The Tale of a Dog's Tail

Pa bought the farm back in 1947 when I was five years old. It was a purchase they made from Pa's uncle who had decided at the age of seventy five that he was just a mite too old to be trudging up a skinny plank with a wheelbarrow full of cow dung.

The deal was struck and Pa, having one of his more ambitious moments, was sure that he was going to be able to straighten things out and become one of them there gentlemen farmers. I guess he didn't take into consideration the amount of labour that was going to be involved.

The farm came with a miss matched team of horses, and an old horse that was near blind, an old dump rake for raking hay and an old steel wheeled wagon, two cows, one for milking and one for eating, a dozen chickens and a old sow with a small litter of suckling pigs, an empty hay loft and very little straw in the other mow. Things were in a pretty drastic state as far as those hay munching critters in the lower barn were concerned. Fortunately there was a fair bit of grain in the granary so it looked promising for Sunday dinners as the chickens would be well fed. As it turned out, we were able to turn the cows out to pasture for the summer months and were able to toss the old sow some of the grain and there was plenty of water in the well.

Maw kept a close eye on that there well as there was an old black and white stray dog that had taken a fancy to lifting his leg on it. No one seemed to know where this animal came from and no one seemed to know as to where it went once Maw got her hands on it. I still remember that day.

She made herself up a lasso and hid inside the summer kitchen door, when that nasty beast came tip toeing up on the veranda and was about to lift its leg Maw slipped that noose over its head as neat as could be. She pulled it up tight to the veranda post and I won't repeat the words she had for it as she let out a very satisfied sigh. With her head held high she slowly made her way out to the tool shed and fetched herself a can of turpentine. She scrounged around in the garbage bucket and found herself some old tin cans.
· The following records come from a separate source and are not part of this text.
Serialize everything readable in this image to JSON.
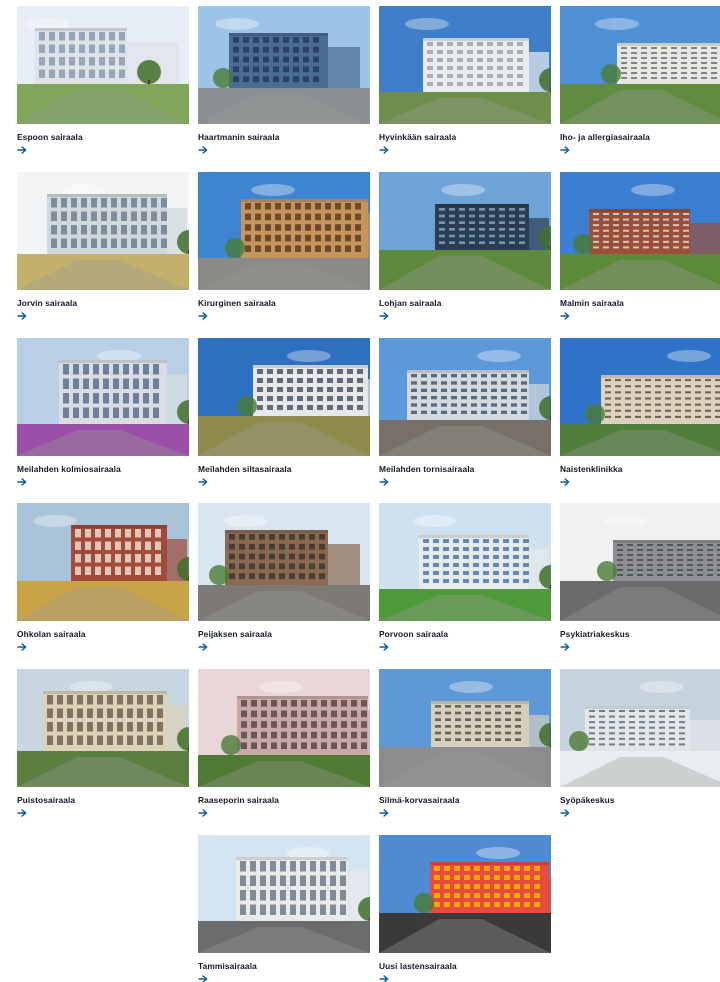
{
  "colors": {
    "link_arrow": "#0a5aa3",
    "title_text": "#111827"
  },
  "hospitals": [
    {
      "name": "Espoon sairaala",
      "arrow_icon": "arrow-right-icon",
      "palette": {
        "sky": "#e7edf4",
        "building": "#dfe3e8",
        "window": "#8a9bb0",
        "ground": "#7fa65a"
      }
    },
    {
      "name": "Haartmanin sairaala",
      "arrow_icon": "arrow-right-icon",
      "palette": {
        "sky": "#9ec3e8",
        "building": "#4a6c95",
        "window": "#233a5c",
        "ground": "#8a8f92"
      }
    },
    {
      "name": "Hyvinkään sairaala",
      "arrow_icon": "arrow-right-icon",
      "palette": {
        "sky": "#3f7fc9",
        "building": "#e9ecee",
        "window": "#9aa4ae",
        "ground": "#6e8f4b"
      }
    },
    {
      "name": "Iho- ja allergiasairaala",
      "arrow_icon": "arrow-right-icon",
      "palette": {
        "sky": "#4f8fd6",
        "building": "#e8e6e1",
        "window": "#6b7380",
        "ground": "#5f8c3f"
      }
    },
    {
      "name": "Jorvin sairaala",
      "arrow_icon": "arrow-right-icon",
      "palette": {
        "sky": "#f2f4f6",
        "building": "#cfd8dc",
        "window": "#6e7f8c",
        "ground": "#c4b06a"
      }
    },
    {
      "name": "Kirurginen sairaala",
      "arrow_icon": "arrow-right-icon",
      "palette": {
        "sky": "#3c85cf",
        "building": "#c7955c",
        "window": "#5b3c22",
        "ground": "#8a8a86"
      }
    },
    {
      "name": "Lohjan sairaala",
      "arrow_icon": "arrow-right-icon",
      "palette": {
        "sky": "#6ea3d8",
        "building": "#2c3d52",
        "window": "#7fa6c6",
        "ground": "#5f8a3e"
      }
    },
    {
      "name": "Malmin sairaala",
      "arrow_icon": "arrow-right-icon",
      "palette": {
        "sky": "#3c7fd0",
        "building": "#9a4f3a",
        "window": "#e0d7cc",
        "ground": "#5b8a3a"
      }
    },
    {
      "name": "Meilahden kolmiosairaala",
      "arrow_icon": "arrow-right-icon",
      "palette": {
        "sky": "#b8cfe6",
        "building": "#d9dde3",
        "window": "#5a6e8c",
        "ground": "#9b4fa8"
      }
    },
    {
      "name": "Meilahden siltasairaala",
      "arrow_icon": "arrow-right-icon",
      "palette": {
        "sky": "#2f6fc0",
        "building": "#e6e8ea",
        "window": "#4a5566",
        "ground": "#8e8a4a"
      }
    },
    {
      "name": "Meilahden tornisairaala",
      "arrow_icon": "arrow-right-icon",
      "palette": {
        "sky": "#5d98d8",
        "building": "#d5d8dc",
        "window": "#3f5872",
        "ground": "#77706a"
      }
    },
    {
      "name": "Naistenklinikka",
      "arrow_icon": "arrow-right-icon",
      "palette": {
        "sky": "#2f74c8",
        "building": "#ddd2bd",
        "window": "#5a5349",
        "ground": "#4f7f3a"
      }
    },
    {
      "name": "Ohkolan sairaala",
      "arrow_icon": "arrow-right-icon",
      "palette": {
        "sky": "#a9c4d8",
        "building": "#a24b3a",
        "window": "#e9dccf",
        "ground": "#c9a347"
      }
    },
    {
      "name": "Peijaksen sairaala",
      "arrow_icon": "arrow-right-icon",
      "palette": {
        "sky": "#d9e6f1",
        "building": "#8c6a52",
        "window": "#3a3530",
        "ground": "#7d7a76"
      }
    },
    {
      "name": "Porvoon sairaala",
      "arrow_icon": "arrow-right-icon",
      "palette": {
        "sky": "#cfe0ee",
        "building": "#e7e9ea",
        "window": "#4a7ab0",
        "ground": "#4f9a3b"
      }
    },
    {
      "name": "Psykiatriakeskus",
      "arrow_icon": "arrow-right-icon",
      "palette": {
        "sky": "#f1f1f1",
        "building": "#8d8f92",
        "window": "#4a4d52",
        "ground": "#6b6b6b"
      }
    },
    {
      "name": "Puistosairaala",
      "arrow_icon": "arrow-right-icon",
      "palette": {
        "sky": "#c7d6e0",
        "building": "#dcd2b8",
        "window": "#6e6452",
        "ground": "#5a7f3f"
      }
    },
    {
      "name": "Raaseporin sairaala",
      "arrow_icon": "arrow-right-icon",
      "palette": {
        "sky": "#e9d6d8",
        "building": "#c9a9a6",
        "window": "#5a4848",
        "ground": "#4f7a34"
      }
    },
    {
      "name": "Silmä-korvasairaala",
      "arrow_icon": "arrow-right-icon",
      "palette": {
        "sky": "#5f98d6",
        "building": "#d6cfbd",
        "window": "#55504a",
        "ground": "#8a8c8e"
      }
    },
    {
      "name": "Syöpäkeskus",
      "arrow_icon": "arrow-right-icon",
      "palette": {
        "sky": "#c6d3de",
        "building": "#e3e6e9",
        "window": "#5b6c7c",
        "ground": "#e9edf0"
      }
    },
    {
      "name": "Tammisairaala",
      "arrow_icon": "arrow-right-icon",
      "palette": {
        "sky": "#d5e4f1",
        "building": "#e9eaec",
        "window": "#6f7a86",
        "ground": "#6a6c6e"
      }
    },
    {
      "name": "Uusi lastensairaala",
      "arrow_icon": "arrow-right-icon",
      "palette": {
        "sky": "#4f8ad2",
        "building": "#e74c3c",
        "window": "#f5b800",
        "ground": "#3a3a3a"
      }
    }
  ]
}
With the point of the butcher knife, she poked a hole in the end of each and retrieved a long string from a drawer in the kitchen and strung them together. Picking up a rag, she proceeded out to where the enemy was tied and securely tied the string of cans to that dog's tail, then with the rag soaked with the turpentine, she lifted its tail and applied a generous application to that small orifice that gives one so much relief after a large meal. Well that dog started snapping and growling like a mad wild cat. Maw went in the house and returned carrying a butcher knife. Taking the butcher knife, she cut the rope as the dog wouldn't let her close enough to untie it.

By this time, most of the family had congregated on the veranda to see what in the world all the racket was about. Everyone stood there watching as that poor wretched animal zoomed out of sight like a bouncing ball; three leaps and a squat as it dragged its flaming rectum across the ground trying to rid itself of that burning turpentine. It would no more then get down to the ground and the cans would scare the bejeebers out of it and it would take three more leaps.

As I said before, it seems no one knows where that dog did get to, but one thing for sure, I know for a fact that it never again lifted its leg upon our well, and Maw could be heard singing quite happily for the rest of the day.

Well that is the way things went for the first while, just zigging and zagging from one thing to another with periods of calm and periods of chaos.

It may sound like there wasn't much love or kindness in our home, but that is not exactly true. There were times late in the evening when we would gather about the old wood stove and Maw would read us stories, or tell us stories about when she was a little girl that added to the warmth of the old wood stove. It wouldn't have been home with out her tucking us in under the heavy wool blankets and down filled comforters and kissing us good night.